Engineered tissue could enable development of flexible robots
Scientists in the US are hoping to use genetically engineered tissue to develop robots that move with the flexibility of living creatures.
The team from the Massachusetts Institute of Technology (MIT) and Pennsylvania University have created muscle cells that flex in response to light rather than the electrical signals used by the bodies of animals.
The tissue can make a wide range of motions and the researchers now hope to use this ‘wireless’ method of controlling the cells to build more flexible robots that do away with electrodes and a bulky power supply.

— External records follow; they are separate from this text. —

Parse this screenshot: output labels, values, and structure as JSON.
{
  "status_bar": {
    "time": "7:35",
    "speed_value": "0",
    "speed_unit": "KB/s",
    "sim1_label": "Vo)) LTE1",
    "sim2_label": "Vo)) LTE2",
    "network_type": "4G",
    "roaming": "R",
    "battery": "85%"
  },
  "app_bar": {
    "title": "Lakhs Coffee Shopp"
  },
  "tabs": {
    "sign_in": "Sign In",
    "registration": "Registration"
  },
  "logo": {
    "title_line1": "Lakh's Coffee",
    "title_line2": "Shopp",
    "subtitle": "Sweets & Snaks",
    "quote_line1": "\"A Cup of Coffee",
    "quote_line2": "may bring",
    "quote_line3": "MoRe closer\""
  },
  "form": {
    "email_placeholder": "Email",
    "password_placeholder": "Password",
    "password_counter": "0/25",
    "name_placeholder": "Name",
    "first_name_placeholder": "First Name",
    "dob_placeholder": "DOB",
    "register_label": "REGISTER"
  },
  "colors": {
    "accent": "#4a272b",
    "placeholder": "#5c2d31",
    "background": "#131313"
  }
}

One potential use for the technology could be a robotic device for endoscopy that is small and nimble enough to navigate the tight spaces within the body.

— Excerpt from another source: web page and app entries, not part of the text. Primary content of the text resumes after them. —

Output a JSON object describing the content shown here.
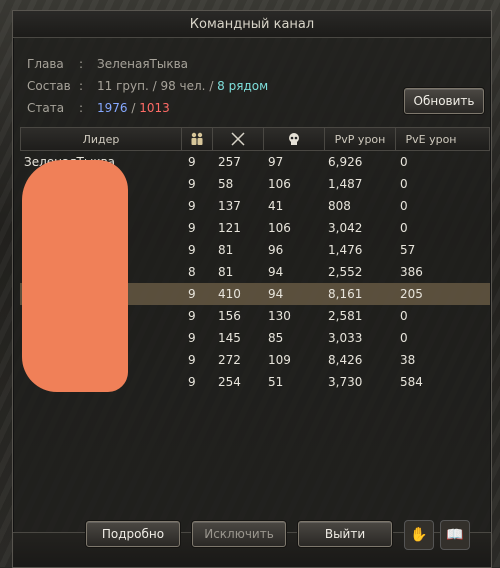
{
  "window": {
    "title": "Командный канал"
  },
  "info": {
    "leader_label": "Глава",
    "leader_value": "ЗеленаяТыква",
    "composition_label": "Состав",
    "composition_groups": "11 груп.",
    "composition_sep1": " / ",
    "composition_members": "98 чел.",
    "composition_sep2": " / ",
    "composition_nearby": "8 рядом",
    "stats_label": "Стата",
    "stats_kills": "1976",
    "stats_sep": " / ",
    "stats_deaths": "1013",
    "colon": ":"
  },
  "buttons": {
    "refresh": "Обновить",
    "details": "Подробно",
    "exclude": "Исключить",
    "exit": "Выйти"
  },
  "table": {
    "headers": {
      "leader": "Лидер",
      "group_icon": "group-icon",
      "kills_icon": "crossed-swords-icon",
      "deaths_icon": "skull-icon",
      "pvp": "PvP урон",
      "pve": "PvE урон"
    },
    "rows": [
      {
        "leader": "ЗеленаяТыква",
        "group": "9",
        "kills": "257",
        "deaths": "97",
        "pvp": "6,926",
        "pve": "0"
      },
      {
        "leader": "",
        "group": "9",
        "kills": "58",
        "deaths": "106",
        "pvp": "1,487",
        "pve": "0"
      },
      {
        "leader": "",
        "group": "9",
        "kills": "137",
        "deaths": "41",
        "pvp": "808",
        "pve": "0"
      },
      {
        "leader": "",
        "group": "9",
        "kills": "121",
        "deaths": "106",
        "pvp": "3,042",
        "pve": "0"
      },
      {
        "leader": "",
        "group": "9",
        "kills": "81",
        "deaths": "96",
        "pvp": "1,476",
        "pve": "57"
      },
      {
        "leader": "",
        "group": "8",
        "kills": "81",
        "deaths": "94",
        "pvp": "2,552",
        "pve": "386"
      },
      {
        "leader": "",
        "group": "9",
        "kills": "410",
        "deaths": "94",
        "pvp": "8,161",
        "pve": "205"
      },
      {
        "leader": "",
        "group": "9",
        "kills": "156",
        "deaths": "130",
        "pvp": "2,581",
        "pve": "0"
      },
      {
        "leader": "",
        "group": "9",
        "kills": "145",
        "deaths": "85",
        "pvp": "3,033",
        "pve": "0"
      },
      {
        "leader": "",
        "group": "9",
        "kills": "272",
        "deaths": "109",
        "pvp": "8,426",
        "pve": "38"
      },
      {
        "leader": "",
        "group": "9",
        "kills": "254",
        "deaths": "51",
        "pvp": "3,730",
        "pve": "584"
      }
    ]
  },
  "colors": {
    "accent_blue": "#86a8ff",
    "accent_red": "#ff6b66",
    "accent_teal": "#7fe0dc",
    "redaction": "#f08058"
  }
}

Prof Harry Asada of MIT’s mechanical engineering department, who has co-authored a paper on the research for the journal Lab on a Chip, said the group’s design effectively blurs the boundary between nature and machines.
‘With bio-inspired designs, biology is a metaphor, and robotics is the tool to make it happen,’ he said in a statement. ‘With bio-integrated designs, biology provides the materials, not just the metaphor. This is a new direction we’re pushing in biorobotics.’
To test the strength of the engineered tissue, the researchers used a small micromechanical chip containing multiple wells, each housing two flexible posts.
The group attached muscle strips to each post and then stimulated the tissue with light, causing the muscle to contract and pull the posts inward. The scientists then calculated the muscle’s force using each post’s stiffness and bent angle.
Rashid Bashir, a professor of electrical and computer engineering and bioengineering at Illinois University, said the group’s light-activated muscle may have multiple applications in robotics, medical devices, navigation and locomotion.
He said that exploring these applications would mean the researchers would first have to address a few hurdles. ‘Development of ways to increase the forces of contraction and being able to scale up the size of the muscle fibres would be very useful for future applications.’
According to Asada, a more immediate application may be to use the technology to screen drugs for motor-related diseases: scientists could grow light-sensitive muscle strips in multiple wells and monitor their reaction and the force of their contractions in response to various drugs.